Timing is Everything for City Code Enforcement Lien Priority

Florida’s recording act, codified in Chapter 695 of the Florida Statutes, generally grants priority to an interest in real property based upon when the instrument creating that interest has been recorded. First in time is first in right. However, there is an exception to this priority scheme:  when the person who records first had knowledge at the time he acquired the interest in the real property of the claim of a person who records after him, the person who records after him (assuming he did not have knowledge of the first person’s claim when he acquired his interest in the real property), has priority over the person who recorded first!  Thus, Florida’s recording act is called a “race notice statute”.

Chapter 162 of the Florida Statutes allows cities to enforce their codes against their residents and the real property that they own. Code enforcement matters typically involve the enforcement of building, zoning, and fire safety codes.  A lien against real property is created when the certified code enforcement order is recorded.

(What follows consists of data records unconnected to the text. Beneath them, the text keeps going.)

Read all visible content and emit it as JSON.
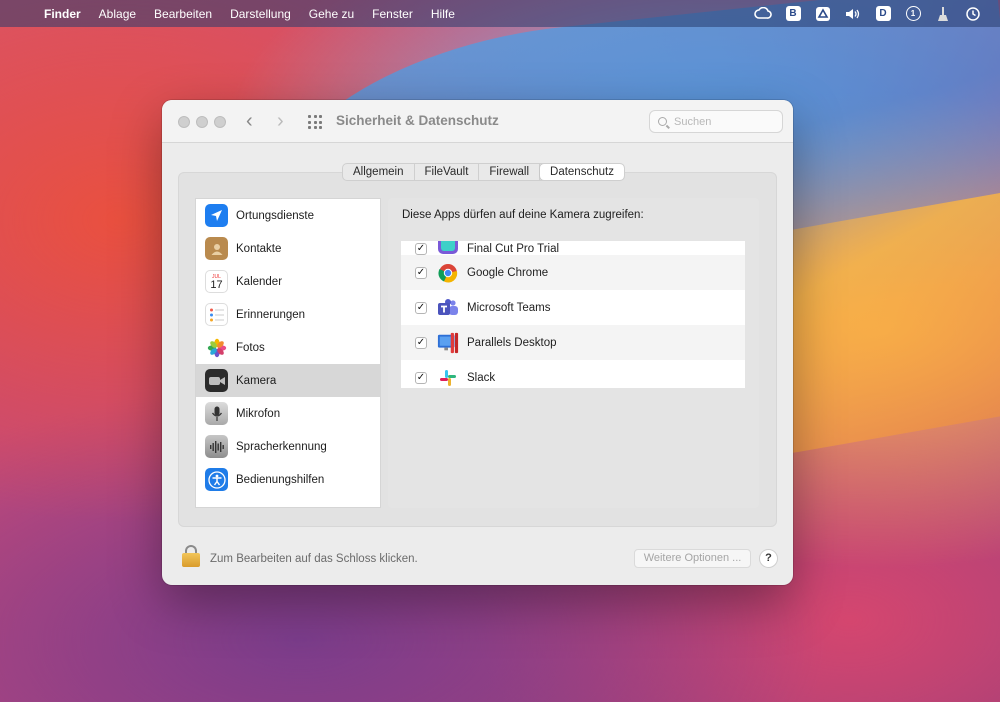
{
  "menubar": {
    "app": "Finder",
    "items": [
      "Ablage",
      "Bearbeiten",
      "Darstellung",
      "Gehe zu",
      "Fenster",
      "Hilfe"
    ],
    "tray_text": {
      "b": "B",
      "d": "D",
      "one": "1"
    }
  },
  "window": {
    "title": "Sicherheit & Datenschutz",
    "search_placeholder": "Suchen",
    "tabs": [
      "Allgemein",
      "FileVault",
      "Firewall",
      "Datenschutz"
    ],
    "active_tab": "Datenschutz",
    "sidebar": [
      {
        "label": "Ortungsdienste",
        "icon": "location-icon",
        "color": "#1e7ef0"
      },
      {
        "label": "Kontakte",
        "icon": "contacts-icon",
        "color": "#b98a4e"
      },
      {
        "label": "Kalender",
        "icon": "calendar-icon",
        "color": "#ffffff"
      },
      {
        "label": "Erinnerungen",
        "icon": "reminders-icon",
        "color": "#ffffff"
      },
      {
        "label": "Fotos",
        "icon": "photos-icon",
        "color": "#ffffff"
      },
      {
        "label": "Kamera",
        "icon": "camera-icon",
        "color": "#2b2b2b"
      },
      {
        "label": "Mikrofon",
        "icon": "microphone-icon",
        "color": "#c8c8c8"
      },
      {
        "label": "Spracherkennung",
        "icon": "speech-icon",
        "color": "#9a9a9a"
      },
      {
        "label": "Bedienungshilfen",
        "icon": "accessibility-icon",
        "color": "#1f7ce8"
      }
    ],
    "selected_item": "Kamera",
    "calendar_month": "JUL",
    "calendar_day": "17",
    "pane_heading": "Diese Apps dürfen auf deine Kamera zugreifen:",
    "apps": [
      {
        "name": "Final Cut Pro Trial",
        "checked": true,
        "icon": "final-cut-icon"
      },
      {
        "name": "Google Chrome",
        "checked": true,
        "icon": "chrome-icon"
      },
      {
        "name": "Microsoft Teams",
        "checked": true,
        "icon": "teams-icon"
      },
      {
        "name": "Parallels Desktop",
        "checked": true,
        "icon": "parallels-icon"
      },
      {
        "name": "Slack",
        "checked": true,
        "icon": "slack-icon"
      }
    ],
    "checkmark": "✓",
    "lock_text": "Zum Bearbeiten auf das Schloss klicken.",
    "more_button": "Weitere Optionen ...",
    "help_button": "?"
  }
}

However, many cities in Florida have enacted ordinances which grant super priority to a code enforcement lien; it is superior to all prior recorded interests in real property (with few exceptions), including prior recorded mortgages.

The cities justified the enactment of the super priority lien provision in their ordinances based on their “Home Rule Powers” (Article VIII of the Florida Constitution). Cities can enact ordinances for purposes of exercising their municipal powers, “except as otherwise provided by law.” In 2006, the Florida Supreme Court stated that a city “may legislate concurrently with the Legislature on any subject which has not been expressly preempted to the State.”

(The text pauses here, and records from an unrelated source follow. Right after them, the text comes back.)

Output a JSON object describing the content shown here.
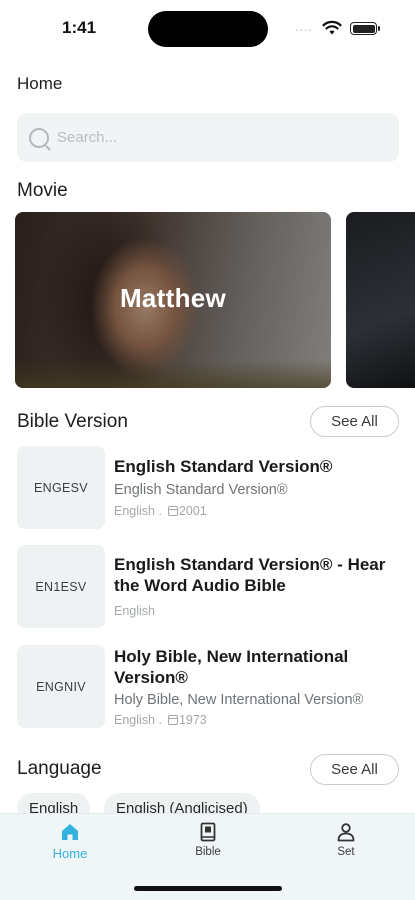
{
  "status": {
    "time": "1:41",
    "dots": "...."
  },
  "header": {
    "title": "Home"
  },
  "search": {
    "placeholder": "Search..."
  },
  "movie": {
    "section_title": "Movie",
    "cards": [
      {
        "title": "Matthew"
      }
    ]
  },
  "bible_version": {
    "section_title": "Bible Version",
    "see_all": "See All",
    "items": [
      {
        "code": "ENGESV",
        "name": "English Standard Version®",
        "subtitle": "English Standard Version®",
        "language": "English .",
        "year": "2001"
      },
      {
        "code": "EN1ESV",
        "name": "English Standard Version® - Hear the Word Audio Bible",
        "subtitle": "",
        "language": "English",
        "year": ""
      },
      {
        "code": "ENGNIV",
        "name": "Holy Bible, New International Version®",
        "subtitle": "Holy Bible, New International Version®",
        "language": "English .",
        "year": "1973"
      }
    ]
  },
  "language": {
    "section_title": "Language",
    "see_all": "See All",
    "chips": [
      "English",
      "English (Anglicised)"
    ]
  },
  "tabs": [
    {
      "label": "Home",
      "active": true,
      "icon": "home-icon"
    },
    {
      "label": "Bible",
      "active": false,
      "icon": "book-icon"
    },
    {
      "label": "Set",
      "active": false,
      "icon": "person-icon"
    }
  ],
  "colors": {
    "accent": "#32b3dd",
    "tab_bar_bg": "#f0f6f8",
    "card_bg": "#eef2f3"
  }
}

As you can imagine, lenders (and other prior recorded interest holders) were not happy with these super priority code enforcement liens. The lender would not know,  whether years after the mortgage was recorded,  a super priority code enforcement lien might be recorded and take a priority position over the lender against property which has  limited equity. In addition, a title insurance policy contains a standard exception for governmental laws and ordinances, so the lender is not covered for this type of claim by title insurance.

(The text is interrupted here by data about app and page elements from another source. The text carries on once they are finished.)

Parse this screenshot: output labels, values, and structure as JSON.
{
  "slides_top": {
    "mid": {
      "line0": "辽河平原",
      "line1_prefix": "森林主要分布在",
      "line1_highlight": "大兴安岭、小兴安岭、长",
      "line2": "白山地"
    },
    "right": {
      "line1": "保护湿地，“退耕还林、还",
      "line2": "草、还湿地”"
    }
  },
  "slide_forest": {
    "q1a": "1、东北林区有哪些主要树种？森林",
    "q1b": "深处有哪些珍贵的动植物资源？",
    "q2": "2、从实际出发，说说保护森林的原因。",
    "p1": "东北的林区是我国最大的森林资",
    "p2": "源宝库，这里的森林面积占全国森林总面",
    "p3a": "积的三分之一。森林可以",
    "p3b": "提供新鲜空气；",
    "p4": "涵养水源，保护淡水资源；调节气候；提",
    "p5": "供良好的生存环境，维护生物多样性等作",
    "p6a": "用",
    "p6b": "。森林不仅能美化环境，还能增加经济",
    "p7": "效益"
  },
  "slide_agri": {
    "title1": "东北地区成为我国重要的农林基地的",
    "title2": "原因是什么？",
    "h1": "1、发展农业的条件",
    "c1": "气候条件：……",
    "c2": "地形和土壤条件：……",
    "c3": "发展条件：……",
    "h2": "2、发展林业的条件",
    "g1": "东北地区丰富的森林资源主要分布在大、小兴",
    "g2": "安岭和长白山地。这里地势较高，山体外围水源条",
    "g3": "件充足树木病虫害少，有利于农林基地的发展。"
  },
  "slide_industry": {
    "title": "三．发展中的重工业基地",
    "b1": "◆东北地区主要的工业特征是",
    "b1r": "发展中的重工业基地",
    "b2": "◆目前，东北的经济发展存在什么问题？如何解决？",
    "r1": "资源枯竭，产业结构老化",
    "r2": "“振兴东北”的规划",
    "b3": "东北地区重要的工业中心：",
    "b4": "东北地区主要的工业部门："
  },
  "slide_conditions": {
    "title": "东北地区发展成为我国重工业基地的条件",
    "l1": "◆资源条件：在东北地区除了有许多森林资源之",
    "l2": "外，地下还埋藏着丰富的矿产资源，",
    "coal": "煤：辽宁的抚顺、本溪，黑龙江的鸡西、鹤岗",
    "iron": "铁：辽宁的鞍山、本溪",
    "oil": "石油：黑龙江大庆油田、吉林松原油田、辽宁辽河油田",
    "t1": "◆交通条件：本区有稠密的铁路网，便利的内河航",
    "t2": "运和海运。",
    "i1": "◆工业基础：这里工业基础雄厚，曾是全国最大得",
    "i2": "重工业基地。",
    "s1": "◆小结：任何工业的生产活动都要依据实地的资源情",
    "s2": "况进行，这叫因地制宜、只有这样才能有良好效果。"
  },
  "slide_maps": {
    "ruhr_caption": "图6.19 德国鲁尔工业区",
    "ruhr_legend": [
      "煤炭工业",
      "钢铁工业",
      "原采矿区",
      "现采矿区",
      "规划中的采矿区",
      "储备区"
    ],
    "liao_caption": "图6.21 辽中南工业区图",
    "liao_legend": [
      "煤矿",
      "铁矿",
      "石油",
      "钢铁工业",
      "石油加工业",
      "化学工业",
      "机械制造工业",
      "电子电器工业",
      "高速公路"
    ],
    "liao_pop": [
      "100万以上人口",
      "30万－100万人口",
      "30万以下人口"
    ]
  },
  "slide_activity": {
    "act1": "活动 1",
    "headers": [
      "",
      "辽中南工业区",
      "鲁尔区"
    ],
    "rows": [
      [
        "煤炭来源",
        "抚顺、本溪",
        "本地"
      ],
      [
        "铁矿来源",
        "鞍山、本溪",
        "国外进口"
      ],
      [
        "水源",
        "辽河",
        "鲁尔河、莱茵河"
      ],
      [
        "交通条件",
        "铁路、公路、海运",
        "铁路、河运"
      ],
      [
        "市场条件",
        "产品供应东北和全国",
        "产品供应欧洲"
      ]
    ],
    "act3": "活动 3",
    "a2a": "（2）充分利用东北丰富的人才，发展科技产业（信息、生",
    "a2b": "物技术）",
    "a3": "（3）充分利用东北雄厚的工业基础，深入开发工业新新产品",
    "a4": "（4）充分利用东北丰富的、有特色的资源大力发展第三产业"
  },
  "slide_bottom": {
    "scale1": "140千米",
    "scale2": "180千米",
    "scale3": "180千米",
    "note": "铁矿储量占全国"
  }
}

Wells Fargo Bank decided to challenge the asserted super priority of a city code enforcement lien. In City of Palm Bay v. Wells Fargo Bank, N.A., 38 Fla.L.Weekly S322 (Fla. May 16, 2013), the Florida Supreme Court held that Chapter 695 of the Florida Statutes is the legislative scheme that governs recording priority, and the City’s Ordinance was inconsistent with that scheme. The Court reasoned that when a municipal ordinance is inconsistent with a Statute, then it is not concurrent, and is invalid. The Court would not allow a municipality to “destroy rights that the Legislature established by state law.” The Palm Bay Ordinance was struck down because it was “inconsistent” with State law.

The dissent argued that there is nothing in Chapter 695 or Chapter 162 which expressly preempts city code enforcement lien priority in the statutory scheme and  that the legislature has enacted numerous exceptions to the “first in time first in right” recording rule, such as for special assessment liens (Chapter 170), tax deeds (Chapter 197), condominium liens (Chapter 718), and construction liens (Chapter 713).

For now, however, with respect to the priority of municipal code enforcement liens, timing is everything.